Because he grew up with a career Army father, DeRamus knew, as a reservist, that he would one day be called to duty. He had talked with colleagues who already did tours of duty in Afghanistan, and he was intrigued to hear that many Western-educated Afghan professionals were returning to the country, hoping to create a democracy one day. So he asked his Navy boss to alert him to opportunities to go there.
A view of the hills near the Italian PRT at Herat.
When his boss told DeRamus the PRT chief job might be a good fit, DeRamus had 70 days to prepare his practice and clients for his 9-month absence.
“Most of my larger cases involved co-counsel and I called them,” DeRamus says. “I decided not to inform opposing counsel.
“I feared that until I had my complete turnover in place, they might try to take advantage of the situation to force cheap settlements on my clients.”
There were three lawyers whom DeRamus had worked with and trusted to take over his smaller cases. To bring them up to speed, he made synopses of all those smaller cases: facts, legal theories and status. And right before he left Alabama, they entered an appearance for the court records. DeRamus filed his timesheets with the court so his fees could be calculated correctly. Within two weeks, he was in training, learning to shoot the civilian equivalent of an M-16.
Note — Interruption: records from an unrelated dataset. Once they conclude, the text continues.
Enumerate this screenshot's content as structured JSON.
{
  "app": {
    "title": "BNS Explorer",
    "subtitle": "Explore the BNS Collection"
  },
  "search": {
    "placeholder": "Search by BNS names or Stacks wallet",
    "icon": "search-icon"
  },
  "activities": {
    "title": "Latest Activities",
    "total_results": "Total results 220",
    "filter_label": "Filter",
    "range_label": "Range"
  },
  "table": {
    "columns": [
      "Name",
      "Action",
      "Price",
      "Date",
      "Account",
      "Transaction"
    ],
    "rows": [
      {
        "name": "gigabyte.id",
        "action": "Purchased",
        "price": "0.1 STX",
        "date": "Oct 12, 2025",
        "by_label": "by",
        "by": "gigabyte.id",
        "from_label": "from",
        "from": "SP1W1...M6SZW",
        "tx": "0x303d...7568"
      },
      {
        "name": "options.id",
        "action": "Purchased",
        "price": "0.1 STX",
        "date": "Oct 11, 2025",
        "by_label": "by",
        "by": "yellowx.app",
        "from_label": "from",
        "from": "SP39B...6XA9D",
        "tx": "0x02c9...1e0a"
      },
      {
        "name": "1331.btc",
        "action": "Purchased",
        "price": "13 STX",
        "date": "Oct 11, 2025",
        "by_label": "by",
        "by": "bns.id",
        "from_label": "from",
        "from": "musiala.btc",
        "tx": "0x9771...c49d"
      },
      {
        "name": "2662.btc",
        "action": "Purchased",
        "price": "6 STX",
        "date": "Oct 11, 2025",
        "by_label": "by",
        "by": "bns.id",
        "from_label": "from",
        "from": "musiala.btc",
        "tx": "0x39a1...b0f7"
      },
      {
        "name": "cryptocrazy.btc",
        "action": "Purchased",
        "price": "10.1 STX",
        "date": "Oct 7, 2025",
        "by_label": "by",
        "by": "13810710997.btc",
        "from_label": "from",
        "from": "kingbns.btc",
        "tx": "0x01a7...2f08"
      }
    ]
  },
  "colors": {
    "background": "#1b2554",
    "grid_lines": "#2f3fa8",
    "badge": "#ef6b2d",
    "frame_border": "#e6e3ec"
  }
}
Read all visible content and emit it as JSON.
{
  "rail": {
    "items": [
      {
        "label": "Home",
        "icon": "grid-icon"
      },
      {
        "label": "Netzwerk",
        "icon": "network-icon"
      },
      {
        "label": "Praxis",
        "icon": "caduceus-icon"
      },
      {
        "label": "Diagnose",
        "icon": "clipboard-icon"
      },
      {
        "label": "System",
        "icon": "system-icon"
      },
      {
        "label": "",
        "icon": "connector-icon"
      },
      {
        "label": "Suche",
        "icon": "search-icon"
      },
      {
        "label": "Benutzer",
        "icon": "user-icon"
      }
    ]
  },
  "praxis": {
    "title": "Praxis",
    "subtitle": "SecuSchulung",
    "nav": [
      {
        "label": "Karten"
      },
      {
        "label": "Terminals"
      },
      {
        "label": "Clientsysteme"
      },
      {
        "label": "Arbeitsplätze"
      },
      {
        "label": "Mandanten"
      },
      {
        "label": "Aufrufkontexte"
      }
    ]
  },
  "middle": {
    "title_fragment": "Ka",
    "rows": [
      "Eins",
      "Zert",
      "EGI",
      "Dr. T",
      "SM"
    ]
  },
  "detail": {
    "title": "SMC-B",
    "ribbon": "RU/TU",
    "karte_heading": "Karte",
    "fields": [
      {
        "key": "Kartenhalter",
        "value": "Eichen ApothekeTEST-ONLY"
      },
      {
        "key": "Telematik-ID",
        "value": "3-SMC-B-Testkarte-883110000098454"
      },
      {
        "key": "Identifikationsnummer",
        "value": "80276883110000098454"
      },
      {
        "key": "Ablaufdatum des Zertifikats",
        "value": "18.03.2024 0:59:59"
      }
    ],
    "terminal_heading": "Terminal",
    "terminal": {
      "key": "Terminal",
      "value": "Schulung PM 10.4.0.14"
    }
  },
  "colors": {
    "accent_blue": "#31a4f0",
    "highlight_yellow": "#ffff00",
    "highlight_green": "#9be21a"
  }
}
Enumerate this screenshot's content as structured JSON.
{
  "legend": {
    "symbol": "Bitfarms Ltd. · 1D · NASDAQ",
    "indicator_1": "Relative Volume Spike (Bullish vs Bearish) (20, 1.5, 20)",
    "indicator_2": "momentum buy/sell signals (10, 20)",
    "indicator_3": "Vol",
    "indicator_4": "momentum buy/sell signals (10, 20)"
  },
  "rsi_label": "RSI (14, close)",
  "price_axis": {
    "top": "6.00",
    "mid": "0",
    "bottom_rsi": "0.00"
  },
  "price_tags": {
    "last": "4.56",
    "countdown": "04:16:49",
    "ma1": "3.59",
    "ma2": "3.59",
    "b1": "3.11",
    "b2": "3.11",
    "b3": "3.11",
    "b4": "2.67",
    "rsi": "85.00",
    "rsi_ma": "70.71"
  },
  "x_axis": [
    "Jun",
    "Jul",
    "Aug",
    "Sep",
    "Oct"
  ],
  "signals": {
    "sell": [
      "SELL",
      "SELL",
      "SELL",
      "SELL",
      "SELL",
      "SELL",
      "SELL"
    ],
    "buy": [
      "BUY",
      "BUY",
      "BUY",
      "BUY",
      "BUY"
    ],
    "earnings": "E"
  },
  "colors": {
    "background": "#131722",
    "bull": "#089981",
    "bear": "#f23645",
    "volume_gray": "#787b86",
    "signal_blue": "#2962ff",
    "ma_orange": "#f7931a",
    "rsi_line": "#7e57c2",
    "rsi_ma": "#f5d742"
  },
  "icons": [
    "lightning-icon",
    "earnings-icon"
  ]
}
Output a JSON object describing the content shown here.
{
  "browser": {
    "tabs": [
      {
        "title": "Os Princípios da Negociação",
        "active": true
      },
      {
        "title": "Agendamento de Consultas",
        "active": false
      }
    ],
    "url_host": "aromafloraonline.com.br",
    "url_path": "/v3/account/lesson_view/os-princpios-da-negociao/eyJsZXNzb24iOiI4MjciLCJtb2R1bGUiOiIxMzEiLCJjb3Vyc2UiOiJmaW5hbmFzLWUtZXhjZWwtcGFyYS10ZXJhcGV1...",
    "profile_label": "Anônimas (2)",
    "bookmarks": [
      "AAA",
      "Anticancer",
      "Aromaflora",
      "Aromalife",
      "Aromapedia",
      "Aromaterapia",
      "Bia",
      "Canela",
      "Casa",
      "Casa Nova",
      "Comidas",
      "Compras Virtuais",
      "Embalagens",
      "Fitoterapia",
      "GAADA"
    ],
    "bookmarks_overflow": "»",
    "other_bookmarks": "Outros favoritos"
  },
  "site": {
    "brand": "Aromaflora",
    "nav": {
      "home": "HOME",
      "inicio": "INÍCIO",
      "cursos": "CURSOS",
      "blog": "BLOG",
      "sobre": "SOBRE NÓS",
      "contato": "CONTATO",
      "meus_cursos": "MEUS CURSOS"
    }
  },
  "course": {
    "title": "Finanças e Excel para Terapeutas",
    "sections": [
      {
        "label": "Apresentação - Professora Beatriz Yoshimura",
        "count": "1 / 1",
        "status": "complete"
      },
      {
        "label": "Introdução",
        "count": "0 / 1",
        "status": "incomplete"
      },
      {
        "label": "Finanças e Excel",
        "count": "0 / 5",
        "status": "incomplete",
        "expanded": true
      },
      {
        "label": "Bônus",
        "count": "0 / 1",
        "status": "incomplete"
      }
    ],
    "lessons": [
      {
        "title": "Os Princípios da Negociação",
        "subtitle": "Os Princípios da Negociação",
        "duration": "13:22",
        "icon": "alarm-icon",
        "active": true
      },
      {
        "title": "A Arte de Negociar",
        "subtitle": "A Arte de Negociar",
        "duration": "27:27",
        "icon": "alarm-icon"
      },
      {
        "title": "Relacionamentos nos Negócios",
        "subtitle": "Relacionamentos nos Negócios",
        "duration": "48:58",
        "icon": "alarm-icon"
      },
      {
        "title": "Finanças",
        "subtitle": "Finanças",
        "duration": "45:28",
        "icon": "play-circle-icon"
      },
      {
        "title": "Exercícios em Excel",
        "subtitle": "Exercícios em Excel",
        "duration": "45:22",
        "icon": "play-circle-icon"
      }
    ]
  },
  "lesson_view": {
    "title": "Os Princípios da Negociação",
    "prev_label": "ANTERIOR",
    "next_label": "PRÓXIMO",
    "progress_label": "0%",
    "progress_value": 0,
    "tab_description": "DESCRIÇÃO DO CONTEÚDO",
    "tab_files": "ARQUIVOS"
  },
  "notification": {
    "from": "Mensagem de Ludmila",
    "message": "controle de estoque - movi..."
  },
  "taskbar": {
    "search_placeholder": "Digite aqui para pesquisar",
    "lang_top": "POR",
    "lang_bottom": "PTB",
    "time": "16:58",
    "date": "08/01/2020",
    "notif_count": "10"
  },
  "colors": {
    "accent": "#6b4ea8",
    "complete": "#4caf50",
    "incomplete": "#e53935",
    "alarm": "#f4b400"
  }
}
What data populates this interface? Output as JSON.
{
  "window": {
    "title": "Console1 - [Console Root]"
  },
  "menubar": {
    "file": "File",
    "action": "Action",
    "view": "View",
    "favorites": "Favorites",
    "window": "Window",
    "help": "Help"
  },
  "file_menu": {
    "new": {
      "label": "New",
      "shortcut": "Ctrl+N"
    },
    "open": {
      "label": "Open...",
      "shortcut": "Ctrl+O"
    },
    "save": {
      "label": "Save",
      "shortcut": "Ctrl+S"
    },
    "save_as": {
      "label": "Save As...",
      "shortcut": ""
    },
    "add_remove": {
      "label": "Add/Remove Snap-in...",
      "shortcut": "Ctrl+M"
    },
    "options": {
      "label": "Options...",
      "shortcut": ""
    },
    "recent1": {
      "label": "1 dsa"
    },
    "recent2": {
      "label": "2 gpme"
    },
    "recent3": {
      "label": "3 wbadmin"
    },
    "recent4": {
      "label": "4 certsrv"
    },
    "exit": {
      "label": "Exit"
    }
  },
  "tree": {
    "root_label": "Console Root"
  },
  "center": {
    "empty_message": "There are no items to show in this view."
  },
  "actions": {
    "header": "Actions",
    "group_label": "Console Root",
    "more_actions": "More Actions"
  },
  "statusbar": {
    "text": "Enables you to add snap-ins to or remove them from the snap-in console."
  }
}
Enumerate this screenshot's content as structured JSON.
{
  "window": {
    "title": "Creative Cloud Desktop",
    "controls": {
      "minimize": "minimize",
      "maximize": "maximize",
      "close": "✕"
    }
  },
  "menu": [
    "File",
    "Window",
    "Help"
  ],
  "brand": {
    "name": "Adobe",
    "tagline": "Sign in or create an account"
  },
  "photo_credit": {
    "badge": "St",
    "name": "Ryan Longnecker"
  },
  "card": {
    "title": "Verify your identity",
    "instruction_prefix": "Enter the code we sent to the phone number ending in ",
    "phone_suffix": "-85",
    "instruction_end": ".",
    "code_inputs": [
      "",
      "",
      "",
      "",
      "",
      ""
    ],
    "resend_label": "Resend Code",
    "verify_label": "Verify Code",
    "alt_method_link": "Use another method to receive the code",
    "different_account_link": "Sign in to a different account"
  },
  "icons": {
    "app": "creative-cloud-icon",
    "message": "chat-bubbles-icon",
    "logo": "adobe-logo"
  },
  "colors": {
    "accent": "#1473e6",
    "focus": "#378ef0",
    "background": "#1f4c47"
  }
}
In the role of PRT chief, DeRamus has chances to meet Afghan professionals. “I have colleagues with master’s degrees from all over the U.S.,” he says. “One is a University of North Carolina graduate and since my brother went to Duke, I tease him a lot.”
DeRamus visits a village in the wilderness of Khost,
Qalandar district, where supplies were distributed.
DeRamus says he visited a Provincial Justice Center where he met a judge who says he had been a Soviet prisoner for 11 years during the 1980s. But DeRamus remains somewhat puzzled by the role of attorneys in Afghanistan—both how many actually practice and how they are trained.
There’s a good reason for that, says John Sifton, director of the Brooklyn, N.Y.-based investigative firm One World Research. Sifton also is an attorney who was the Afghanistan researcher for Human Rights Watch.
“No one really knows because the system is very unstructured—loosey-goosey, even,” Sifton explains.
For instance, although Afghanistan has a code of criminal procedure, he says, roads are often frequented by thieves and bandits, making it too perilous to journey to file formal complaints in an urban criminal court. There is legal education to be had, but the path is flexible, at best.
“Kabul University has a law faculty and there are lawyers trained in civil as well as Shariah law. But there isn’t anyone I know of tracking how many licensed attorneys are practicing in the country. And outside of the major cities, legal disputes might be handled by tribal councils of district or provincial authorities.”
A young girl waits to be fitted for shoes that were
among the supplies.
While overseas, Deramus has been sharing his experiences with others in e-mailed dispatches to colleagues on SoloSez, the ABA’s e-mail discussion board for solo and small-firm practitioners.
In those dispatches, DeRamus doesn’t fixate on his daydreams for the country. Flying at night over Afghanistan is like flying over the ocean with nothing but darkness below, DeRamus says. But by day, he is awed by the country’s beauty. He believes Afghanistan could be a magnet for skiers and nature lovers —if the country were not laced with landmines and racked by war.
Instead, he focuses on small moments of human grace. In one dispatch, for instance, he praises the courage of a female doctor who wore a burka to operate when the Taliban ruled. She’s now health director for her province, he reports. In another, he cherishes an incident on an isolated road, where a PRT was stranded for five days in a perilous, remote province.
“They were overrun,” DeRamus says, “not by any insurgents, but by ordinary people offering them help, comfort and food.”
Sterling DeRamus’ e-mail dispatches from Afghanistan.